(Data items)
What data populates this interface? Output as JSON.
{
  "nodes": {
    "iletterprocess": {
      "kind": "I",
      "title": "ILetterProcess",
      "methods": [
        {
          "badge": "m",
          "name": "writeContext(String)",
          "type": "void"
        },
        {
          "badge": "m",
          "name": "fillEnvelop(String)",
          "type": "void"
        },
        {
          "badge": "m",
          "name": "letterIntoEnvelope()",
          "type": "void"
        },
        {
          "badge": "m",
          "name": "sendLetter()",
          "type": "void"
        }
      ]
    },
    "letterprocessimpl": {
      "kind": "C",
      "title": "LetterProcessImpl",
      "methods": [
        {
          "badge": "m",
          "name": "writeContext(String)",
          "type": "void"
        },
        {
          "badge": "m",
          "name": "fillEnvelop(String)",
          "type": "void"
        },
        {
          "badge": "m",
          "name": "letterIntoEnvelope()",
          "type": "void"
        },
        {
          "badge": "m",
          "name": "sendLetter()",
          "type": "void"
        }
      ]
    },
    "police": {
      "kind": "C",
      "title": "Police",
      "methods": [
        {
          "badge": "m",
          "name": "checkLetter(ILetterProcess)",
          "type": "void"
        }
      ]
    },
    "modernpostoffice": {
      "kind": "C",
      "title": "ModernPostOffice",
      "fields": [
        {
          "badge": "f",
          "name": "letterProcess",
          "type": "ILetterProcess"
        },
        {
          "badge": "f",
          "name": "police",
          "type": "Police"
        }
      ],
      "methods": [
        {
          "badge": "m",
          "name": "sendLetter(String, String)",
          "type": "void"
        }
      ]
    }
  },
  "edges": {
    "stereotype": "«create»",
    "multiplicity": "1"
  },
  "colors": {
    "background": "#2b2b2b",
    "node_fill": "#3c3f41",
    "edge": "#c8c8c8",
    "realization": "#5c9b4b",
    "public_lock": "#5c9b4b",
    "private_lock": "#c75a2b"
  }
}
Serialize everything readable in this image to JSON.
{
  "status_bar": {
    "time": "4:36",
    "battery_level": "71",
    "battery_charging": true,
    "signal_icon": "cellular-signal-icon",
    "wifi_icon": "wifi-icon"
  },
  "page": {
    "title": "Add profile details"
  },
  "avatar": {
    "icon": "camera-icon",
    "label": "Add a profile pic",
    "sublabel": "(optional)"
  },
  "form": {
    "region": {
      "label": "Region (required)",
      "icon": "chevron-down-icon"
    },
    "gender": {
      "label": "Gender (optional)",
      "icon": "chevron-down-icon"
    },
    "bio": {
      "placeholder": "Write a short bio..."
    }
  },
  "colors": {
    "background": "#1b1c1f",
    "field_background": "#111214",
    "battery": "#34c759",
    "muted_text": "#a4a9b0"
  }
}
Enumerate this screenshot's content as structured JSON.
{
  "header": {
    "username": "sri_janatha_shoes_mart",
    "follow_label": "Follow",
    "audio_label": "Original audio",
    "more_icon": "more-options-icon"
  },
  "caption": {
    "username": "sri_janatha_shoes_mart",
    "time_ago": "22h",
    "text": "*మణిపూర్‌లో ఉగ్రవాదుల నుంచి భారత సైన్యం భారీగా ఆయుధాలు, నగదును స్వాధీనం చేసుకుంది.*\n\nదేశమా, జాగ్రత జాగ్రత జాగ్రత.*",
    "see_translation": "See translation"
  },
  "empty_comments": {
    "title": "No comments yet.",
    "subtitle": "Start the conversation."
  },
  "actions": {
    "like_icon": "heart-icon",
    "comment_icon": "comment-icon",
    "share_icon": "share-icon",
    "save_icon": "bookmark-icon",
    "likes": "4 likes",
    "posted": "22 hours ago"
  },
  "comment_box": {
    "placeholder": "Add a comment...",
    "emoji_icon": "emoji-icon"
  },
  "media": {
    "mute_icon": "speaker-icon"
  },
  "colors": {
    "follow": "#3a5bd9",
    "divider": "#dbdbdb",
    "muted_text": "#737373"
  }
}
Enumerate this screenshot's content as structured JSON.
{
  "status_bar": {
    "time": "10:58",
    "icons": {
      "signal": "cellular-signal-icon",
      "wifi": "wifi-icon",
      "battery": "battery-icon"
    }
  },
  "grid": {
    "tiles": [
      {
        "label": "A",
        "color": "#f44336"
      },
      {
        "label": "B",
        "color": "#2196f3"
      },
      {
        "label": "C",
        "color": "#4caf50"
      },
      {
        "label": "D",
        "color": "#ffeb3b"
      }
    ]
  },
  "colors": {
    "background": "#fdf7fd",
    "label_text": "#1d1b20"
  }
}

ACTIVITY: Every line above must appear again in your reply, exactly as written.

EXPECTED OUTPUT:
What data populates this interface? Output as JSON.
{
  "nodes": {
    "iletterprocess": {
      "kind": "I",
      "title": "ILetterProcess",
      "methods": [
        {
          "badge": "m",
          "name": "writeContext(String)",
          "type": "void"
        },
        {
          "badge": "m",
          "name": "fillEnvelop(String)",
          "type": "void"
        },
        {
          "badge": "m",
          "name": "letterIntoEnvelope()",
          "type": "void"
        },
        {
          "badge": "m",
          "name": "sendLetter()",
          "type": "void"
        }
      ]
    },
    "letterprocessimpl": {
      "kind": "C",
      "title": "LetterProcessImpl",
      "methods": [
        {
          "badge": "m",
          "name": "writeContext(String)",
          "type": "void"
        },
        {
          "badge": "m",
          "name": "fillEnvelop(String)",
          "type": "void"
        },
        {
          "badge": "m",
          "name": "letterIntoEnvelope()",
          "type": "void"
        },
        {
          "badge": "m",
          "name": "sendLetter()",
          "type": "void"
        }
      ]
    },
    "police": {
      "kind": "C",
      "title": "Police",
      "methods": [
        {
          "badge": "m",
          "name": "checkLetter(ILetterProcess)",
          "type": "void"
        }
      ]
    },
    "modernpostoffice": {
      "kind": "C",
      "title": "ModernPostOffice",
      "fields": [
        {
          "badge": "f",
          "name": "letterProcess",
          "type": "ILetterProcess"
        },
        {
          "badge": "f",
          "name": "police",
          "type": "Police"
        }
      ],
      "methods": [
        {
          "badge": "m",
          "name": "sendLetter(String, String)",
          "type": "void"
        }
      ]
    }
  },
  "edges": {
    "stereotype": "«create»",
    "multiplicity": "1"
  },
  "colors": {
    "background": "#2b2b2b",
    "node_fill": "#3c3f41",
    "edge": "#c8c8c8",
    "realization": "#5c9b4b",
    "public_lock": "#5c9b4b",
    "private_lock": "#c75a2b"
  }
}
Serialize everything readable in this image to JSON.
{
  "status_bar": {
    "time": "4:36",
    "battery_level": "71",
    "battery_charging": true,
    "signal_icon": "cellular-signal-icon",
    "wifi_icon": "wifi-icon"
  },
  "page": {
    "title": "Add profile details"
  },
  "avatar": {
    "icon": "camera-icon",
    "label": "Add a profile pic",
    "sublabel": "(optional)"
  },
  "form": {
    "region": {
      "label": "Region (required)",
      "icon": "chevron-down-icon"
    },
    "gender": {
      "label": "Gender (optional)",
      "icon": "chevron-down-icon"
    },
    "bio": {
      "placeholder": "Write a short bio..."
    }
  },
  "colors": {
    "background": "#1b1c1f",
    "field_background": "#111214",
    "battery": "#34c759",
    "muted_text": "#a4a9b0"
  }
}
Enumerate this screenshot's content as structured JSON.
{
  "header": {
    "username": "sri_janatha_shoes_mart",
    "follow_label": "Follow",
    "audio_label": "Original audio",
    "more_icon": "more-options-icon"
  },
  "caption": {
    "username": "sri_janatha_shoes_mart",
    "time_ago": "22h",
    "text": "*మణిపూర్‌లో ఉగ్రవాదుల నుంచి భారత సైన్యం భారీగా ఆయుధాలు, నగదును స్వాధీనం చేసుకుంది.*\n\nదేశమా, జాగ్రత జాగ్రత జాగ్రత.*",
    "see_translation": "See translation"
  },
  "empty_comments": {
    "title": "No comments yet.",
    "subtitle": "Start the conversation."
  },
  "actions": {
    "like_icon": "heart-icon",
    "comment_icon": "comment-icon",
    "share_icon": "share-icon",
    "save_icon": "bookmark-icon",
    "likes": "4 likes",
    "posted": "22 hours ago"
  },
  "comment_box": {
    "placeholder": "Add a comment...",
    "emoji_icon": "emoji-icon"
  },
  "media": {
    "mute_icon": "speaker-icon"
  },
  "colors": {
    "follow": "#3a5bd9",
    "divider": "#dbdbdb",
    "muted_text": "#737373"
  }
}
Enumerate this screenshot's content as structured JSON.
{
  "status_bar": {
    "time": "10:58",
    "icons": {
      "signal": "cellular-signal-icon",
      "wifi": "wifi-icon",
      "battery": "battery-icon"
    }
  },
  "grid": {
    "tiles": [
      {
        "label": "A",
        "color": "#f44336"
      },
      {
        "label": "B",
        "color": "#2196f3"
      },
      {
        "label": "C",
        "color": "#4caf50"
      },
      {
        "label": "D",
        "color": "#ffeb3b"
      }
    ]
  },
  "colors": {
    "background": "#fdf7fd",
    "label_text": "#1d1b20"
  }
}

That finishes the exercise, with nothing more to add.